The Roman Baths – in Bath – meanwhile, are well worth a visit – again, all built by hand, heavy brick by brick, stone by stone. Just one tip – don’t partake of the water, unless you have a very strong stomach.
Talking of stomachs, another favourite building is Buckingham Palace, the association here being that when passing it in a black cab, I’m usually on my way from Paddington Station to a restaurant in the West End on a press trip. The Duke of Buckingham’s house of c. 1703 was made of red brick; George III added elements but what you presently see is basically a rebuilding of the 1820s by John Nash, clad in Bath Stone.

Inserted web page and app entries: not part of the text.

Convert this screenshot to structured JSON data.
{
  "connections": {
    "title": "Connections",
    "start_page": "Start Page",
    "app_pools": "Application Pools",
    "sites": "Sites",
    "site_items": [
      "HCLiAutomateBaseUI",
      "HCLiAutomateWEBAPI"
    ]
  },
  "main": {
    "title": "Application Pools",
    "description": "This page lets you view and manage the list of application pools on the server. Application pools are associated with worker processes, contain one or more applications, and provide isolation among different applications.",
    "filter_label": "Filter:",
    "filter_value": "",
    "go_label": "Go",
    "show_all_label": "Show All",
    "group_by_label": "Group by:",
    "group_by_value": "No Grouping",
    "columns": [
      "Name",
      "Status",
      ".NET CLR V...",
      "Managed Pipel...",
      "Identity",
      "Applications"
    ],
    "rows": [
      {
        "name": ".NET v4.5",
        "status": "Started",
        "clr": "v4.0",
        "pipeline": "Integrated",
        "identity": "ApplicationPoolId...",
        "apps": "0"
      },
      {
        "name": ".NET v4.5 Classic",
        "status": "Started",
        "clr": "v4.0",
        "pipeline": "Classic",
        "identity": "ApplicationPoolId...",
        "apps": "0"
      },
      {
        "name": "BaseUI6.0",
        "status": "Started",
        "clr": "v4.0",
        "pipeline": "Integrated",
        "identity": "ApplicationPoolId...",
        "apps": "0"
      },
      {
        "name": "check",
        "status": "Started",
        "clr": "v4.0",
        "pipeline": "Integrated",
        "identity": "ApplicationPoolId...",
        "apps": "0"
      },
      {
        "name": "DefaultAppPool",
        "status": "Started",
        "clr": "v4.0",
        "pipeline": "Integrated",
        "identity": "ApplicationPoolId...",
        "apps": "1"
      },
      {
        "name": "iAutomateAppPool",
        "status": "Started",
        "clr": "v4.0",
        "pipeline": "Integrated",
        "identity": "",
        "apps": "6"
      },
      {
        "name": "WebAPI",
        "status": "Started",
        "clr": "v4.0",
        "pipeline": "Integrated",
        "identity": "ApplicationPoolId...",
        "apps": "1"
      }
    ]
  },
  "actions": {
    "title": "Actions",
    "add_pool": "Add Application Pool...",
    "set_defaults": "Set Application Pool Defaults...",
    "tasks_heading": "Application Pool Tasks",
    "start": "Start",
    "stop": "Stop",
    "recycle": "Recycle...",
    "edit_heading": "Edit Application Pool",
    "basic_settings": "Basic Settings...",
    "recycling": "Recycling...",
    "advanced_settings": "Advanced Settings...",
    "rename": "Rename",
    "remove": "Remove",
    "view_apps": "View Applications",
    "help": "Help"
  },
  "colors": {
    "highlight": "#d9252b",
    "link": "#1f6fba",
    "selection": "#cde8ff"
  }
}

The Colosseum in Rome, with its miles of brick labyrinths reminding us of its gruesome past, suggests to your blogger, the best Italian ice cream on the planet as well as charlatan centurions charging to have a picture taken with you. Westminster Cathedral, meanwhile, has a rather nice pub nearby, where yours truly tripped over the curb outside in a rush to grab a late lunch.
Lastly, ceramic houses really do exist – they are made of an earth mixture, which is high in clay and fired to become ceramic. Iranian architect, Nader Khalili, developed the process of building and firing such houses in the late 1970s. He named it Geltaftan; “Gel”, means “clay”, and “taftan” means “firing, baking, and weaving clay” in Persian.
I like the idea of ‘cooking’ your own house.